What needs to be done –
Scan the records below for the line with "Enumerate this screenshot's" and the line with "Read all visible content and emit it as JSON.", and retype that range exactly, both ends included, pictures excepted.

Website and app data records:

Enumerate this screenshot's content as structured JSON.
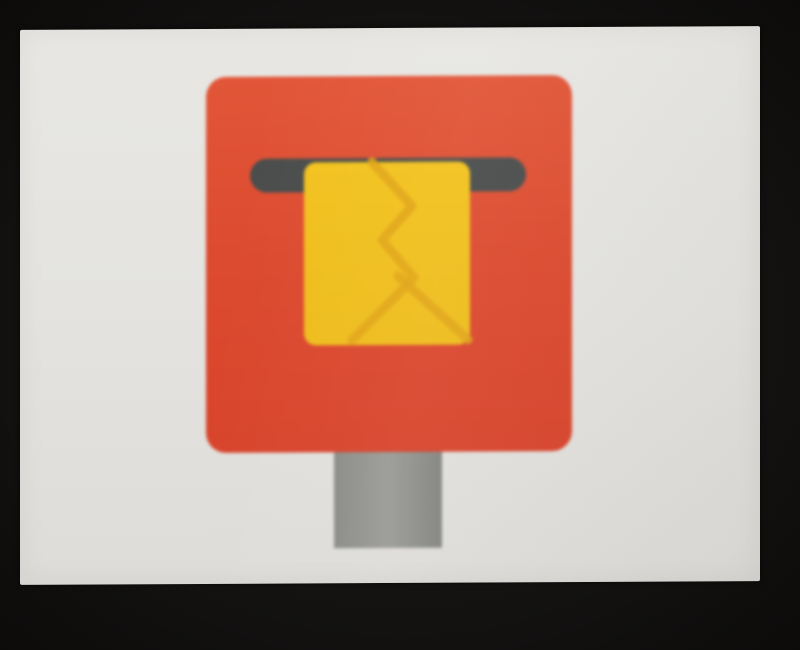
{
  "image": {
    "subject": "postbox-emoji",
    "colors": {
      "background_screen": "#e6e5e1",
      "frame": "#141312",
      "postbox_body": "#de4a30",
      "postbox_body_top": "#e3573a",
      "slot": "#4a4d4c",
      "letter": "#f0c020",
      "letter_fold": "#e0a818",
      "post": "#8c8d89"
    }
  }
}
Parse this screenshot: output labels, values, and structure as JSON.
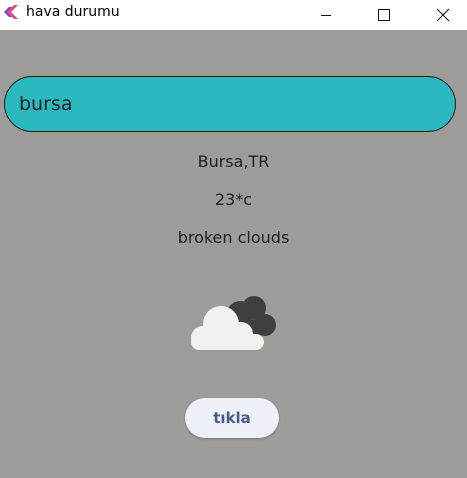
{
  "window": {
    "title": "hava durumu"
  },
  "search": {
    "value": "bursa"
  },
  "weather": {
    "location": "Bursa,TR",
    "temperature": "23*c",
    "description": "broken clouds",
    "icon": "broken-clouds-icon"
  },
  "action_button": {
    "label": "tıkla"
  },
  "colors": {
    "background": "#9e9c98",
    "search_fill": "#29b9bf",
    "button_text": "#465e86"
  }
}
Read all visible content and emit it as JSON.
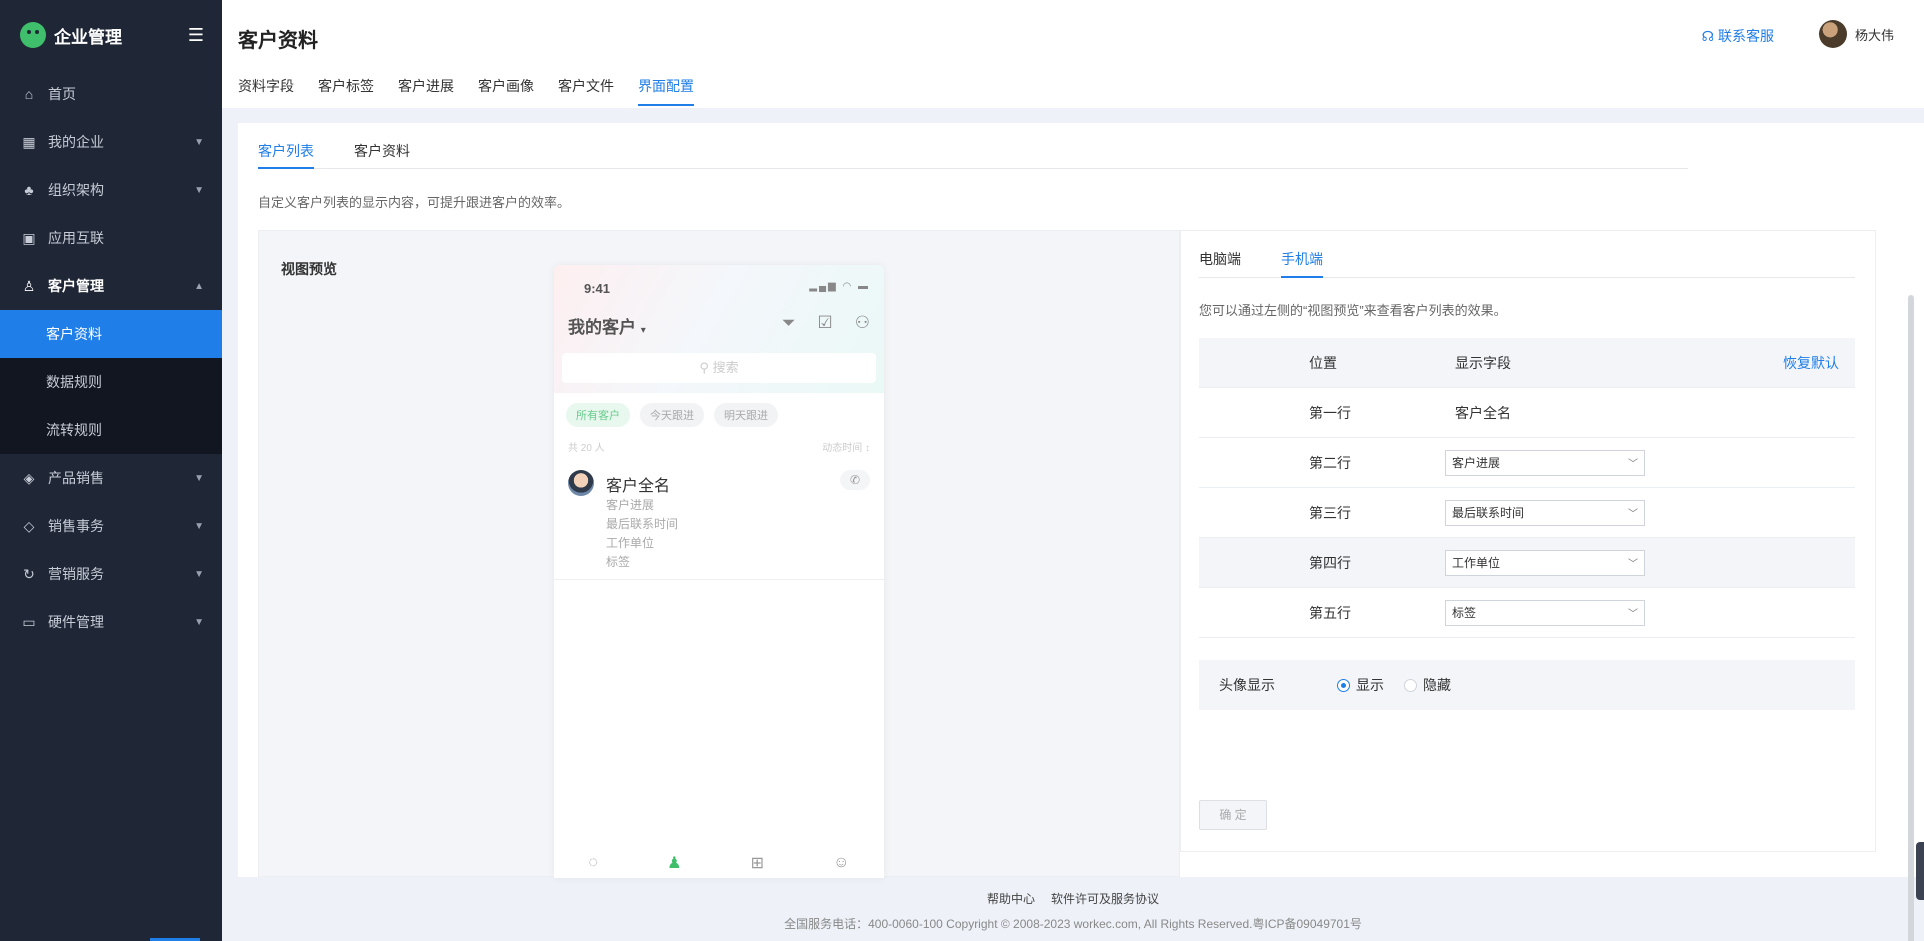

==

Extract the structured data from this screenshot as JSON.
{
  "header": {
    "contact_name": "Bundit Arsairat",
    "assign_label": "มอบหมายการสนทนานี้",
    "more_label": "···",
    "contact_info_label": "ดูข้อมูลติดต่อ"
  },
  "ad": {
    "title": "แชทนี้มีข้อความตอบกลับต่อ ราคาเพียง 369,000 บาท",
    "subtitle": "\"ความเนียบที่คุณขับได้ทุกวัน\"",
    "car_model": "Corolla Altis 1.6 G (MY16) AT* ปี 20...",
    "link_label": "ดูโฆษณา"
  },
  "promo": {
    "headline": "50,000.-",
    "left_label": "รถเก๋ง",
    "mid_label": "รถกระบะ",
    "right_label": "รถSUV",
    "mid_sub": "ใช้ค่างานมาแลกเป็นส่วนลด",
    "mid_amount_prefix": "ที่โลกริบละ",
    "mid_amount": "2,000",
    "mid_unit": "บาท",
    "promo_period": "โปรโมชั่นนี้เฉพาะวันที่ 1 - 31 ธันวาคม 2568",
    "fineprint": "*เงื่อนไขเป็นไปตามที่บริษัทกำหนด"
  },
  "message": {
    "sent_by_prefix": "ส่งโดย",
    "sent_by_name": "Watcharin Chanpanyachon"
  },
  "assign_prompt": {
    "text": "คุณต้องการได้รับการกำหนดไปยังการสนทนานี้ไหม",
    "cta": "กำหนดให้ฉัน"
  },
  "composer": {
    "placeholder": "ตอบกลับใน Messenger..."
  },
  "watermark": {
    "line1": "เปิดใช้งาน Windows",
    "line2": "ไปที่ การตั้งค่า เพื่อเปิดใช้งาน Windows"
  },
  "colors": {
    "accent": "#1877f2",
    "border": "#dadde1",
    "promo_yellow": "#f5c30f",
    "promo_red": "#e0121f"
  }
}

Response –
Enumerate this screenshot's content as structured JSON.
{
  "image": {
    "subject": "postbox-emoji",
    "colors": {
      "background_screen": "#e6e5e1",
      "frame": "#141312",
      "postbox_body": "#de4a30",
      "postbox_body_top": "#e3573a",
      "slot": "#4a4d4c",
      "letter": "#f0c020",
      "letter_fold": "#e0a818",
      "post": "#8c8d89"
    }
  }
}
Parse this screenshot: output labels, values, and structure as JSON.
{
  "window": {
    "title": "hava durumu"
  },
  "search": {
    "value": "bursa"
  },
  "weather": {
    "location": "Bursa,TR",
    "temperature": "23*c",
    "description": "broken clouds",
    "icon": "broken-clouds-icon"
  },
  "action_button": {
    "label": "tıkla"
  },
  "colors": {
    "background": "#9e9c98",
    "search_fill": "#29b9bf",
    "button_text": "#465e86"
  }
}
Read all visible content and emit it as JSON.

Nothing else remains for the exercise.